Two decades later, things have gotten radically different. “Unfulfilled” focuses on the arrival of an Amazon Fulfillment Center in town, and the fallout it causes. Things get miserable pretty quickly. Stephen Stotch yells at Butters for seemingly no reason, and we soon find out it’s because he’s being worked to death since taking a job at the factory. We soon find out many others have joined him, as the Center has pretty much eliminated every job in town. The frightening working conditions at Amazon factories have been talked about quite a bit lately, and they don’t sugarcoat things here, as a worker named Josh is quickly maimed by a robot, which the company attributes to human error. This ends up being the last straw, as the workers go on strike, leaving everyone in town without their precious Amazon stuff. In Season 8's “Something Walmart This Way Comes,” the show argued that boycotting Walmart was a dead-end, because another Walmart would simply take its place. This episode grants more power to the worker than that episode did to the consumer, because the strike causes legitimate chaos, as just about everyone has come to depend on Amazon deliveries.

The ensuing crisis leads to Jeff Bezos’ arrival in South Park, and once again, he is spared no mercy. He speaks seemingly through thoughts, and while his brain is pulsating through his head, when he turns around, it’s revealed that the back of his head is a butt (I guess he has TGS, but in reverse). Visual humor aside, the point is driven home when Bezos tells the mayor that Amazon’s philosophy is that the customer is the only thing that matters. Indeed, this is pretty much the primary reason Amazon has become so massively successful. Getting the product out as quickly as possible is the only priority, and the workers are entirely disregarded. A few weeks ago, Saturday Night Live defended Amazon in multiple capacities, with Bezos being portrayed as in heroic opposition to President Trump, while Colin Jost argued that New York had “won the lottery” when Amazon decided to come there. South Park takes a wider, much more informed view, showing both how the jobs they would “create” would only take away other existing jobs, and that they would involve workers facing unspeakably cruel conditions. That a show with a history of defending capitalism would come to this conclusion while SNL argued that it’s actually fine shows that this was quite a blind spot on the latter’s part.

Without any Amazon delivery, the boys are desperate to get parts for the upcoming bike parade, and with nowhere else to turn, they head to the nearly abandoned South Park Mall, where a handful of mall employees have suffered severe mutations since the customers stopped coming in. This was one of the most genuinely disturbing scenes the show has ever done, and not in a remotely comedic way. Unfortunately, the mall mutants are of no help. Online shopping has made it so consumers can find exactly what they want at all times, and picking from a limited inventory isn’t enough to satisfy the boys’ demands. Desperate to prepare for the race, they look to end the strike by sending the mutants to work in the factory as scabs.

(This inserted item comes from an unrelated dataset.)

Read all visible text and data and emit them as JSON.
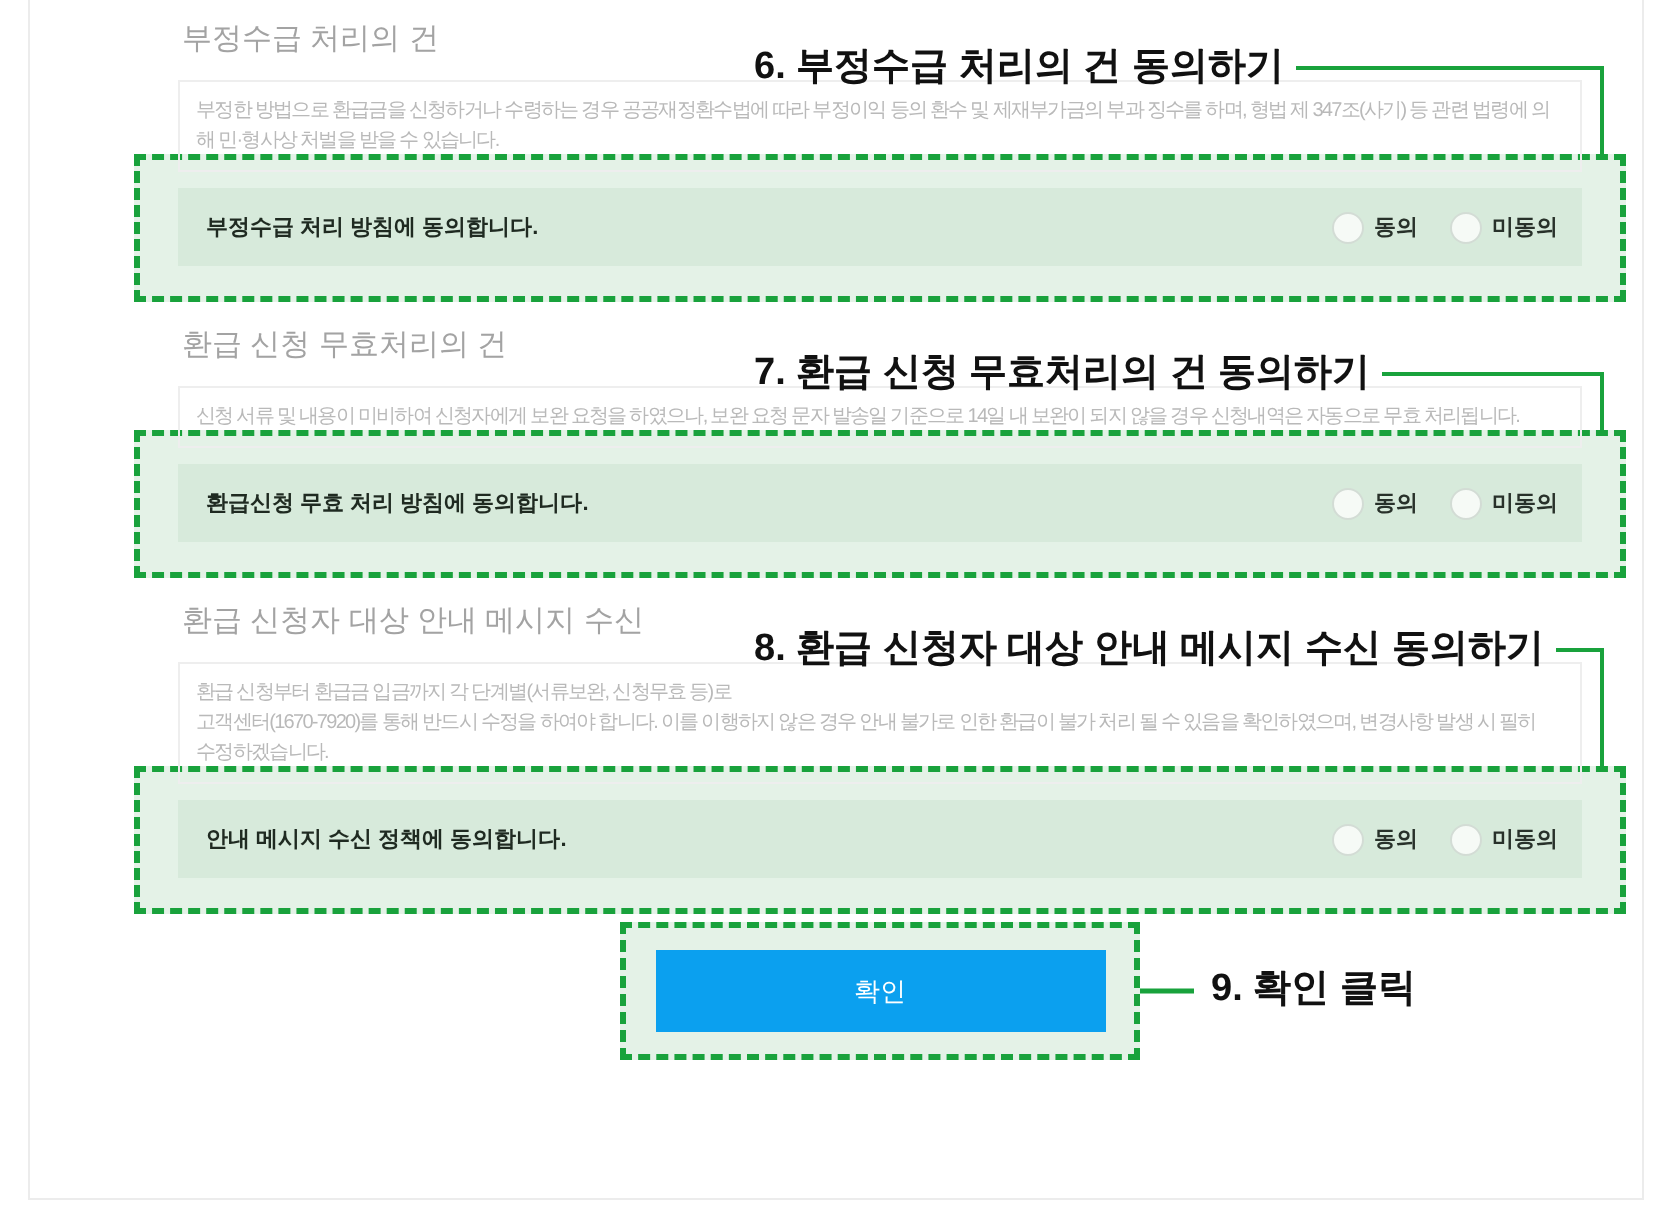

Towards the end, the episode takes a turn from implying socialist concepts, to straight up saying them. The mangled worker—who is repackaged in an Amazon box and will die if his organs leak out—begins openly quoting Marx and talking about seizing the means of production. Perhaps Trey and Matt realized the arguments they were making were more left-wing than what they had been previously known for, and decided to comment on it directly. As we might guess from the second-to-last episode of the season, things end on a cliffhanger, as the striking workers prepare to face the mall mutants in what should be quite a battle.

In all honesty, I’m stunned by this episode, even moreso than I was when they brought back ManBearPig, and acknowledged the errors of his first appearance. In a way, this can’t help but feel like a companion piece to the ManBearPig episodes. When the effects of global warming weren’t really being felt yet, it was easier to argue that maybe the whole thing was overblown and Al Gore just wanted attention. Likewise, two decades ago, the horrors of modern capitalism weren’t as readily evident, and it was easier to tell yourself that everything was Actually Fine, and the people predicting doom were simply getting bent out of shape (“How many Native Americans did you slaughter to make that coffee?!”). Now, anyone who pays attention is acutely aware of what’s going on, and how utterly unfettered modern capitalism has gotten. As such, South Park had no choice but to re-examine their values, and, in this episode, come to the conclusion that no, big corporations aren’t necessarily good. It was a stunning and massively encouraging change of heart, and it also did a great job of setting us up for yet another suspenseful finale next week.


Stray Observations

  • “16 Tons” by Tennessee Ernie Ford plays over an early sequence of workers at the factory. By which I mean they play the entire song. Maybe a little too long, but it certainly was effective.
  • Also fun is the “Unfulfilled” song as people are forced to adjust to life without Amazon. “Somebody just bitch-slapped the smile out of me.”
  • “If you pay for free shipping, can you go anywhere you want?”
  • I realize that this is the first episode of a two-parter, and next week’s episode could contradict the message of this one. But after portraying Amazon and Bezos as this brutally evil for a whole episode, I don’t see how you do an about-face the following week.
  • Okay, I’m really curious to see which story-arcs they’ll fit into the finale. Obviously, the Amazon plot has become the center, but I imagine they’ll also tackle Cartman’s anxiety plot, as well as the success or failure of Tegridy Farms. It’d be weird to just leave those threads hanging into next season, right? Does Mr. Hanky come back? I mean, that episode was awhile ago, and it feels like the season has moved on, but then again, it is Christmas time. There is going to be a lot to sort through next week.